This is a continuation of my hasty reply to Marc Vidulich, who wrote:
>On 13 Dec, Lou Talman wrote: > >>Of course most of us will not become grand masters in chess >>or major league baseball players. Most of us will not become >>concert pianists, but that doesn't mean that most of us can't >>enjoy music or learn to play an instrument *and be enriched >>thereby*. > >>Even if one agrees with the statements about chess and >>baseball (as I do), the conclusion in the sentence "If one >>agrees..." does not follow. What does follow is that we >>should expect neither grand-master-ship in chess, >>major-league-player-ship in baseball, nor concert pianist >>status from people who don't seem to be destined for one of >>those states. I agree with Mark Van Doren, who wrote that >>"no student should be permitted to be speechless in either >>[language or mathematics], whatever value he sets upon his >>special gifts, and however sure he may be at sixteen or >>eighteen that he knows the uses to which his mind will >>eventually be put." > >>I think this a very short-sighted, and ultimately >>self-defeating, view of education. This kind of utilitarian >>"education" prepares human beings to work their lives--not >>to live them. And it certainly does not prepare citizens >>for participation in democracy. > >I agree. This is the education my parents had, the education I >had, the education I want my two boys to have. But...
Be very careful here. If the best is none too good for you and your family, you must be careful not to suggest that others are less worthy of it. And I note that you have said that it is what *you* want for your boys. Do *they* want it? Will you deny it to them solely on the basis of their decision not to undertake it?
>One question I have is: how do we decide what of the vast >amounts of material out there do we teach? Who will decide? >You? Andrei Toom? Me? God help us!
Exactly--as I said before. God help us, indeed. Here is one of the reasons why the educator must be the educated.
>Someone said an unequivocal "YES" to Shakespeare. How about >Chaucer? Dante? Tolstoy? Or is Agatha Christie a substitute >that would also work? Algebra, geometry, sure. Trig? >Calculus? Chaos theory? Statistics? Probability? >Non-Euclidean Geometries? Should EVERYONE memorize the >periodic table or simply become familiar with it? Should >EVERYONE be fluent in a second language or just take one or >two years? If we learn western civilization/history why not >eastern also? Should we teach grammar? (They don't in >Ireland past the age of 12). Does EVERYONE need to know how >to paint and sculpt or is a little art education enough? >Should EVERYONE know how to read music or is being an expert >on jazz okay? If all of this is essential to be an educated >participant of democracy we might as well change the laws to >keep EVERYONE in public schools until they're 26 not 16!
No, things are not of equal value.
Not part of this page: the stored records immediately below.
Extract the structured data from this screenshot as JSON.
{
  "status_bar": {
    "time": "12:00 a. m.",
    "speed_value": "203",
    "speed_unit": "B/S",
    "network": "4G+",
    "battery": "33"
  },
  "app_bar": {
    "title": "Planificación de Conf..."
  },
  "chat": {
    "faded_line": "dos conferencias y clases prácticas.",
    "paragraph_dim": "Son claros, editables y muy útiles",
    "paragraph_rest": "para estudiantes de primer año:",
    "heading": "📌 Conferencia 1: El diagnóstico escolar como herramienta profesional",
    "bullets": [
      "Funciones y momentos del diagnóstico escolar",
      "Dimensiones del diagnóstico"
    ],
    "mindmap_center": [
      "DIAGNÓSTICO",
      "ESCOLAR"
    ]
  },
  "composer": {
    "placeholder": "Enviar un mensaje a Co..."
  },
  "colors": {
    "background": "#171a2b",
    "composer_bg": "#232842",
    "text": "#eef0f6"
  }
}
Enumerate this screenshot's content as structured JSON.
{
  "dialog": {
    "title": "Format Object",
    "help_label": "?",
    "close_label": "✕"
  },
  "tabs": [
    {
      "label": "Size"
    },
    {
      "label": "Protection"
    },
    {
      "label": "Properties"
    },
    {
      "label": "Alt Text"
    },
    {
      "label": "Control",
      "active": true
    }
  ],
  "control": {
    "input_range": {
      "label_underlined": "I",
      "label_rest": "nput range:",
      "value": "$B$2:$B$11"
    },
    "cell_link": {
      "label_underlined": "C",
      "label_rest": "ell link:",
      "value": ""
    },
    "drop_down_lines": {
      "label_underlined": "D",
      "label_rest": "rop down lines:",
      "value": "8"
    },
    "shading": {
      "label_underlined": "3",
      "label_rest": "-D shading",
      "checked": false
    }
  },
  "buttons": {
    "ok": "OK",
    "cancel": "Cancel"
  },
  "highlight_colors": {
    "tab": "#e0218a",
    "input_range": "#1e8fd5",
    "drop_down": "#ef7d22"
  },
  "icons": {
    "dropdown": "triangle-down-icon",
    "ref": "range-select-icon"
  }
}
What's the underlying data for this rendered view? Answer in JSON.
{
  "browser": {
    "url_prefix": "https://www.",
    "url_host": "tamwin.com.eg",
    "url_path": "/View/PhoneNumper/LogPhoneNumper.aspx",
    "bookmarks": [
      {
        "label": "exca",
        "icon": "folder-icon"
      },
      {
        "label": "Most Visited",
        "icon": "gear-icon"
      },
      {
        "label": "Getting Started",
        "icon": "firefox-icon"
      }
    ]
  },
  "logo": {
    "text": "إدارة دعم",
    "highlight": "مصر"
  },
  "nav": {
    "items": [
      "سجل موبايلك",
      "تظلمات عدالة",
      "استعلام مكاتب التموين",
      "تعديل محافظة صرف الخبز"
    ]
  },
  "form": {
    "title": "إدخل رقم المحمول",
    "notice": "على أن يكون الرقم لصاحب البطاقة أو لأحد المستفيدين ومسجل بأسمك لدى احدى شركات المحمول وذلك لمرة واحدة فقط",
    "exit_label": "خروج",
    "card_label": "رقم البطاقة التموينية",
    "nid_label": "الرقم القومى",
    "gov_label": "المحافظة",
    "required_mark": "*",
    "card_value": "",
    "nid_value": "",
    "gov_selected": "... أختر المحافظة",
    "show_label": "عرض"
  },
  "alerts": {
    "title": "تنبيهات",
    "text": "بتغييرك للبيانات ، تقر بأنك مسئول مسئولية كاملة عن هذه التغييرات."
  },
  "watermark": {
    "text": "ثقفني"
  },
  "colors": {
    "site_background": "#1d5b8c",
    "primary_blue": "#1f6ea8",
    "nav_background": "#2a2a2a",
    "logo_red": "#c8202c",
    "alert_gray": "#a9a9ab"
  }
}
I have my own answers to these questions based upon a couple of simple notions: 1) Everyone should have as much of language and mathematics as he or she is capable of handling, and 2) One should concern oneself with principles, giving attention to detail only insofar as it points to and helps to ascertain and support those principles.
>But how do you teach all of this enriching, >essential-to-a-democracy stuff to people who DO NOT WANT IT? >Many do but there is a huge population who DOES NOT WANT IT.
Well, you must start by showing them what it is good for and why they ought to want it. The current mess in Washington (and most of us, regardless of our politics, have little difficulty in agreeing that it is a mess) points to the difficulties we incur by allowing people to grow to adult-hood with, at best, pseudo-educations. (How else does one explain a press that concentrates on reporting who is how many points ahead of whom in the polls instead of on who said what about issues?)
>What if, at age 17, I don't want to learn to play a musical >instrument? What if I'd rather be rebuilding a Corvette >engine? (How many of you "educated" people can do that?????)
By the age of 17, you should already have learned to play one. Your question takes on an entirely different character if one replaces "age 17" with "age 10". At age 17, there is no reason you shouldn't rebuild a Corvette if that's your heart's desire--and if you're not, as a consequence, ignoring more important studies.
Rebuilding a Corvette is certainly one of the usefularts--that is the arts with which we manipulate things. And music is one of the fine arts--the arts with which we come closest to the creative act. Between them lie the liberal arts--language and mathematics, which are the arts with which we manipulate ideas. No student, whether in your classroom or mine, should be permitted to be speechless in either.
>Isn't university and the 50 or so years after "formal" >education the correct time to allow those who want it the >education they so richly deserve? Can we not teach our young >the "basics" by the time they are 16?
No, and no. We don't even let our young drive until they are 16, and that's only a mechanical skill calling for a an obvious level of responsibility. Even those who are college-bound rarely reach the necessary level by the time I see them in my classrooms. I have, for example, college seniors who do not know that you count the objects in a rectangular array by counting the rows, counting the columns, and then multiplying. And it is not a question of "want"; it is a question of pressing *need*. Consider Washington again.
>I really appreciate the quote from Mark Van Doren ("no >student should be permitted...") but he obviously hasn't been >in my classroom!
I will send you the full quote and the reference by private E-mail.